Edvard Munch: Between the Clock and the Bed
an exhibition at the Met Breuer, New York City, November 15, 2017 – February 4, 2018
Edvard Munch The Experimental Self Edvard Munch’s Photography
an exhibition at the Scandinavia House, New York City, November 11, 2017 – March 5, 2018
The paintings and photography of Edvard Munch have arrived in New York City in two different yet complementary exhibitions. A sense of coherence runs through each collection stemming from a similar feeling of being haunted. Together, these works on display highlight the ways in which Munch experimented with art to express themes of depression, anxiety, and isolation.
In “Self-Profile of Portrait Indoors,” Munch moves during the shot, subsequently appearing as a blur. Munch’s close proximity and distorted visage work alongside a deep-focus that ultimately render him as an invasive object. One can imagine it were as if the intent was to photograph the room but instead finding a ghost in the frame. In another photograph, “Self-Portrait with Housekeeper,” Munch and his housekeeper sit posed, and once again, Munch introduces distortion so the two appear as if they were fading from existence. This time, it’s the camera that appears invasive instead of the ghosts. Propped slightly beneath the table so as to give the composition a slightly upward angle, the camera’s position and gaze mimic that of a submarine scope—secret and probing. Munch faces the camera and looks at it in a downward gaze, introducing a further element of eerie.
Complimenting the photographs such as these are his paintings displayed at the Breuer. Munch as the probing inquisitor resurfaces in “Night in St. Cloud” which depicts a solid-black figure sitting in the corner by a window. Moonlight falls so as to illuminate the figure, further revealing the room’s crampedness. Munch’s use of light and space here induces a sense of claustrophobia, and yet he paints the figure as slightly perched forward to gaze out the window. The dark-blues and blacks of the painting reinforce a feeling of isolation, yet the figure’s position undermines this, transforming that solitude into a feeling of comfort. Just as in Munch’s photography where subjects were disappearing, the figure of “Night in St. Cloud” hugs the edge of the frame as if to vanish but ultimately failing to do so. Consequently, his gaze through the window can be viewed as a self-awareness of his own solitude through the implication of an outside, broader world, but the ultimate impossibility to participate in it.
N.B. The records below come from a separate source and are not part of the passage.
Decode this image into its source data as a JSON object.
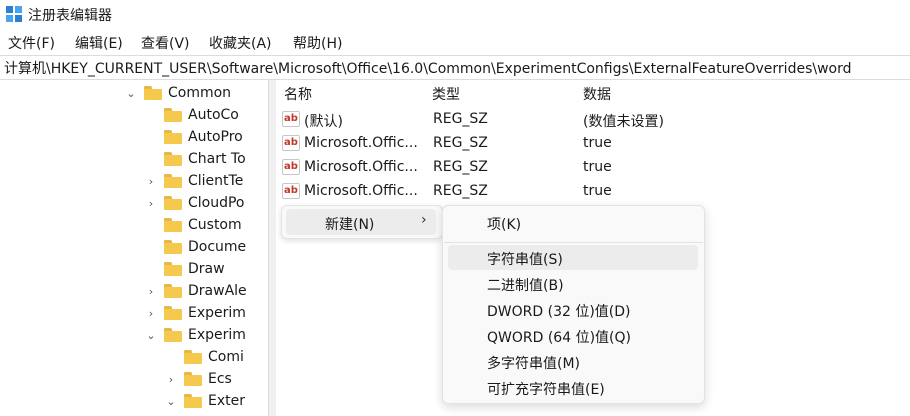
{
  "window": {
    "title": "注册表编辑器"
  },
  "menubar": [
    "文件(F)",
    "编辑(E)",
    "查看(V)",
    "收藏夹(A)",
    "帮助(H)"
  ],
  "address": "计算机\\HKEY_CURRENT_USER\\Software\\Microsoft\\Office\\16.0\\Common\\ExperimentConfigs\\ExternalFeatureOverrides\\word",
  "tree": [
    {
      "label": "Common",
      "chevron": "v"
    },
    {
      "label": "AutoCo",
      "chevron": ""
    },
    {
      "label": "AutoPro",
      "chevron": ""
    },
    {
      "label": "Chart To",
      "chevron": ""
    },
    {
      "label": "ClientTe",
      "chevron": ">"
    },
    {
      "label": "CloudPo",
      "chevron": ">"
    },
    {
      "label": "Custom",
      "chevron": ""
    },
    {
      "label": "Docume",
      "chevron": ""
    },
    {
      "label": "Draw",
      "chevron": ""
    },
    {
      "label": "DrawAle",
      "chevron": ">"
    },
    {
      "label": "Experim",
      "chevron": ">"
    },
    {
      "label": "Experim",
      "chevron": "v"
    },
    {
      "label": "Comi",
      "chevron": ""
    },
    {
      "label": "Ecs",
      "chevron": ">"
    },
    {
      "label": "Exter",
      "chevron": "v"
    }
  ],
  "list": {
    "headers": {
      "name": "名称",
      "type": "类型",
      "data": "数据"
    },
    "rows": [
      {
        "name": "(默认)",
        "type": "REG_SZ",
        "data": "(数值未设置)"
      },
      {
        "name": "Microsoft.Offic...",
        "type": "REG_SZ",
        "data": "true"
      },
      {
        "name": "Microsoft.Offic...",
        "type": "REG_SZ",
        "data": "true"
      },
      {
        "name": "Microsoft.Offic...",
        "type": "REG_SZ",
        "data": "true"
      }
    ]
  },
  "context_menu": {
    "new_label": "新建(N)",
    "arrow": "›"
  },
  "submenu": [
    "项(K)",
    "字符串值(S)",
    "二进制值(B)",
    "DWORD (32 位)值(D)",
    "QWORD (64 位)值(Q)",
    "多字符串值(M)",
    "可扩充字符串值(E)"
  ],
  "icons": {
    "app": "registry-editor-icon",
    "value": "string-value-icon",
    "folder": "folder-icon"
  },
  "colors": {
    "folder": "#f5c84e",
    "hover": "#ececec"
  }
}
Street-footage shot by Munch himself and on display at the Scandinavia House reinforces this outsider-view. Munch shoots pedestrians and other citizens from afar, and the aesthetic here falls in line with that of early-cinema done elsewhere when the mere recording of cities could produce a spectacle. There’s a sense of excitement in Munch’s images here produced by the fast-pace of urban-life, which initially contrasts the other photographs and paintings of solitude. Yet when distance is accounted for and placed in context with the rest of Munch’s work, one can’t help but notice the solitude of the man behind the camera and wonder perhaps why he remains so far and closed off.